### WHAT YOU SHOULD DO
Report all lines from the entries below in which "your" appears.

### Records drawn from a dataset
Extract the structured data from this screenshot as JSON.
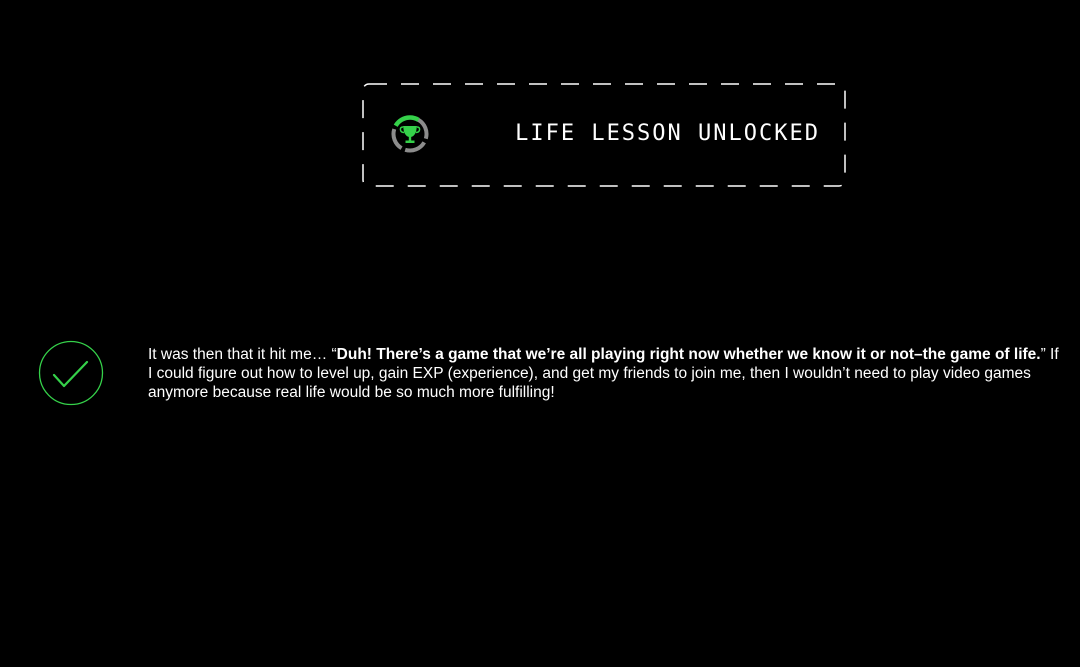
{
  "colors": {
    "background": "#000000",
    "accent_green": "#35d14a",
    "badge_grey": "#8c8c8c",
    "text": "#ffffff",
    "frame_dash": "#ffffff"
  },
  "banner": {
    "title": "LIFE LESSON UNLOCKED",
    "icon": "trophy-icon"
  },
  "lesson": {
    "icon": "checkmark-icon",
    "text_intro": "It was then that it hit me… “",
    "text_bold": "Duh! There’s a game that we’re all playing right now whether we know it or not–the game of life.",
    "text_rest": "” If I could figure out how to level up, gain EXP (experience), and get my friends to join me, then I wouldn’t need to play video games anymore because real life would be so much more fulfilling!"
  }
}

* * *

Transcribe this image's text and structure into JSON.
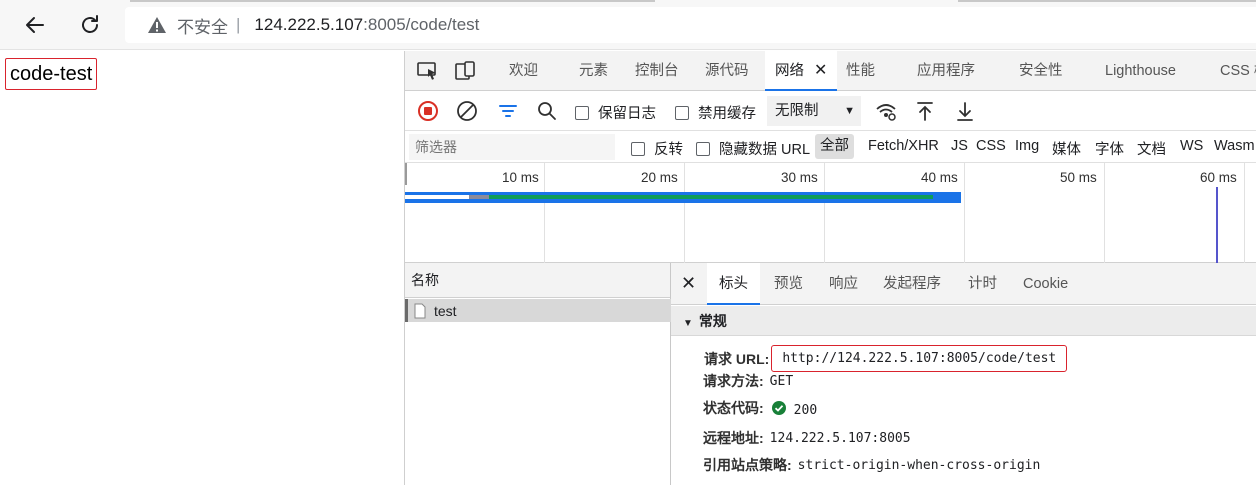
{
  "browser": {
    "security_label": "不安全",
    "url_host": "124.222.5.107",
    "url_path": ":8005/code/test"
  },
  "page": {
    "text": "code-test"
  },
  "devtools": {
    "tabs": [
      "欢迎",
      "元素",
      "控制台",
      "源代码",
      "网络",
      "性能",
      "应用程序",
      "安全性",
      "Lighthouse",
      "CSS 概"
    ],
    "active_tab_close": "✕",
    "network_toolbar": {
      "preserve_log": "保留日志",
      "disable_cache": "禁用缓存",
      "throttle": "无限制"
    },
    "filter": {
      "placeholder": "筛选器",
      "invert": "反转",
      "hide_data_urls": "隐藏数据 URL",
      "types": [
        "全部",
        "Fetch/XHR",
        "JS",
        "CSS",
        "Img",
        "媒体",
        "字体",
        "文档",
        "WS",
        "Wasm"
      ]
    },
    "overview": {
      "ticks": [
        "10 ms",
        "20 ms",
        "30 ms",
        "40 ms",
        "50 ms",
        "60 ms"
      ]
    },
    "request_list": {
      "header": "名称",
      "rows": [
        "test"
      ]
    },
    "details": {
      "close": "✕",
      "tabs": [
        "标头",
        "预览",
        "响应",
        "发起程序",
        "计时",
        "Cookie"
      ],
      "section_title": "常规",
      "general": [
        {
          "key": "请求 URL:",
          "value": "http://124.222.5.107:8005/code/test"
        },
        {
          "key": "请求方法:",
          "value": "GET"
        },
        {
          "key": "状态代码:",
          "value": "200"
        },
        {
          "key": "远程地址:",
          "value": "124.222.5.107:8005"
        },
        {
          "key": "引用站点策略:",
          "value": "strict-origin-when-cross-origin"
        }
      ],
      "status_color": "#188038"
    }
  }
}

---

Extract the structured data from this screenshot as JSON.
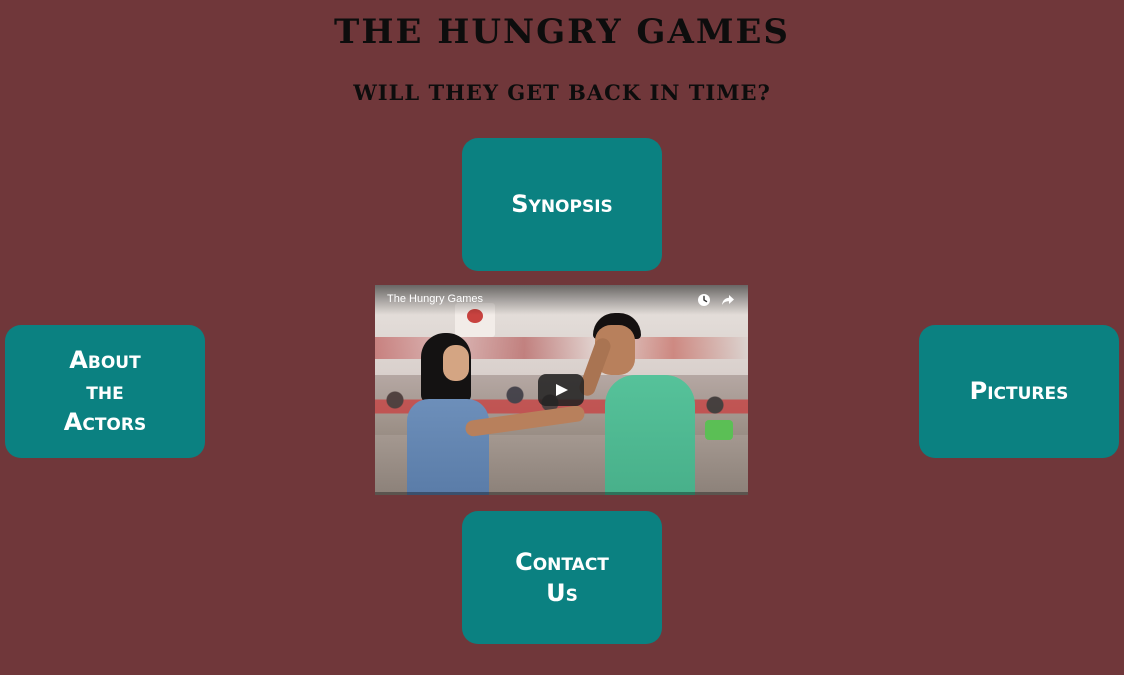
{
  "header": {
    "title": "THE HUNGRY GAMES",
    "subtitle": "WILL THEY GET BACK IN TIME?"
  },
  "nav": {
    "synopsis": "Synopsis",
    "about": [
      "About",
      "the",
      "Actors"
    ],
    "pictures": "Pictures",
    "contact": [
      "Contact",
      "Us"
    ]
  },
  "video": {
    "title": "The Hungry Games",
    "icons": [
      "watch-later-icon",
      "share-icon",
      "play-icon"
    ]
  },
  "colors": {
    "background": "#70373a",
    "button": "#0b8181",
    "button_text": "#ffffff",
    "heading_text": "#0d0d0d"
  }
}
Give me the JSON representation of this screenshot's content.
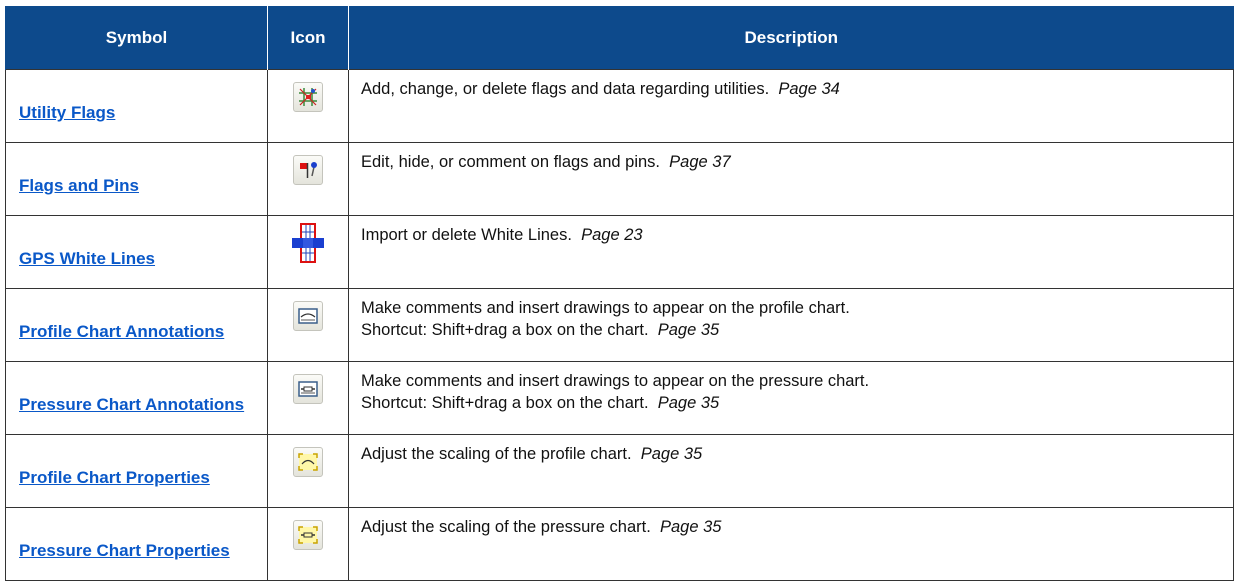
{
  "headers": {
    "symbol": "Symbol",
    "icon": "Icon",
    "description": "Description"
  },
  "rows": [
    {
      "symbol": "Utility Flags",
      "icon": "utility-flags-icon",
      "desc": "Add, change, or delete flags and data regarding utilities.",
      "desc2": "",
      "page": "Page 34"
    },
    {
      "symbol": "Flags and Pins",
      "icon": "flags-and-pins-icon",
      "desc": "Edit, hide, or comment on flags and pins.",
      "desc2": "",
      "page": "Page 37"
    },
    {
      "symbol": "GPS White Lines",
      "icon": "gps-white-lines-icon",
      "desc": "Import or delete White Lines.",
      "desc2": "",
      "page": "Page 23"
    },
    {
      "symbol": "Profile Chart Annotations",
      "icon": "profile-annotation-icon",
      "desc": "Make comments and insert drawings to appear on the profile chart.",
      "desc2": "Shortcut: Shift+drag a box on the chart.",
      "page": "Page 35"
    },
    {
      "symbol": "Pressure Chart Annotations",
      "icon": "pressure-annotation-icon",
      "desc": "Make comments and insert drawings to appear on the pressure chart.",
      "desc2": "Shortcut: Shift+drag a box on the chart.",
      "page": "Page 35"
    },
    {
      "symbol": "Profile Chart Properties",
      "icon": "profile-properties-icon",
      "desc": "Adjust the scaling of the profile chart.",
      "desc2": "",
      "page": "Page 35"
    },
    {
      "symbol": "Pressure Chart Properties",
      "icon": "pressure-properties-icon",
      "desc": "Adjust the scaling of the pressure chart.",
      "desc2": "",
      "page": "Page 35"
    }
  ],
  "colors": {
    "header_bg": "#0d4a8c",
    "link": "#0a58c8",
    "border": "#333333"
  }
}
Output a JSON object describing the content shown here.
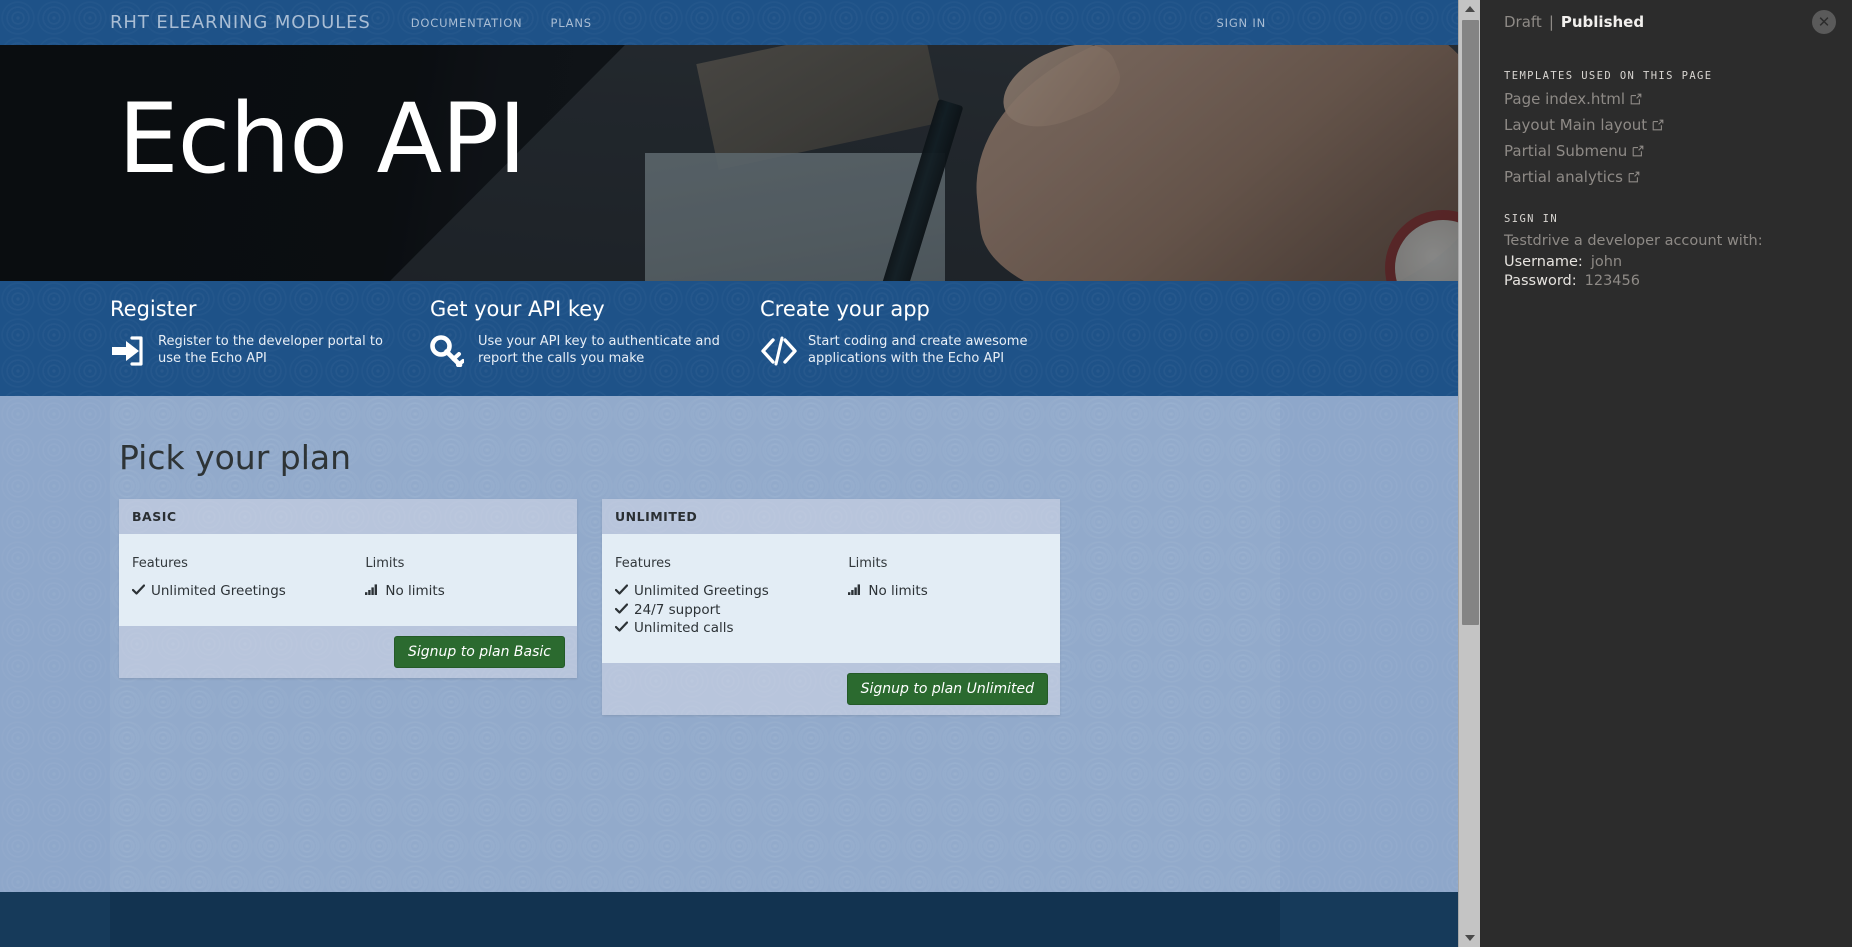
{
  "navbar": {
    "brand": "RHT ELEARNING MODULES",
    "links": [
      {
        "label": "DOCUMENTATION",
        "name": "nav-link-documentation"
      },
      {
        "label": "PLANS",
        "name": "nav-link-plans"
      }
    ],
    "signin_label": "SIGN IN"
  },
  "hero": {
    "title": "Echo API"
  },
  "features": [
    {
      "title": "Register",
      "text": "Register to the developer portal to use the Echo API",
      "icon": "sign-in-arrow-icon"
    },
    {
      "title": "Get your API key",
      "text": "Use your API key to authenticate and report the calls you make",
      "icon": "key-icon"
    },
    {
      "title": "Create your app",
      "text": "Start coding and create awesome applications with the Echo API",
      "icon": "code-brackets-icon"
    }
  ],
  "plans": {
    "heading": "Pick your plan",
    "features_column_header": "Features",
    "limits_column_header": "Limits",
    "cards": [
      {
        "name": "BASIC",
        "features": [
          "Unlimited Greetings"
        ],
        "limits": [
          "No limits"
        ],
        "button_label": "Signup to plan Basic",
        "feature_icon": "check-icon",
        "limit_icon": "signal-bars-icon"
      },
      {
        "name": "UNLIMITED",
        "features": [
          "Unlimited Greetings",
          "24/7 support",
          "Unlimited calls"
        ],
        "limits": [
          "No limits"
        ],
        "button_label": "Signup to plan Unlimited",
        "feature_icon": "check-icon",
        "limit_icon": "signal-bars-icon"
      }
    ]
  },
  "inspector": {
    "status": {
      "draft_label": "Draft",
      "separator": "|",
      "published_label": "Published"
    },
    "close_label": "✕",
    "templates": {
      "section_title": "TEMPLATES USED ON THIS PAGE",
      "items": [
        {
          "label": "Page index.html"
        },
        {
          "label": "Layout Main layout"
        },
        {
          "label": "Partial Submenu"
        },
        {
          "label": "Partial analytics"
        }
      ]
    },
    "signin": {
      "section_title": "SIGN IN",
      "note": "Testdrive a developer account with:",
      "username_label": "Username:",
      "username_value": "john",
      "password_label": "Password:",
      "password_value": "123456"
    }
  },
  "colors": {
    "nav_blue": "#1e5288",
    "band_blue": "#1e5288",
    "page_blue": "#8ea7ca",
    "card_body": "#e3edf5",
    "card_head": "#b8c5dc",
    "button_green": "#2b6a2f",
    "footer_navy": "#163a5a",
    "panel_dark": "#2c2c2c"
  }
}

### SOLUTION FOR THIS PROBLEM
      "title": "Get your API key",
      "text": "Use your API key to authenticate and report the calls you make",
      "title": "Create your app",
    "heading": "Pick your plan",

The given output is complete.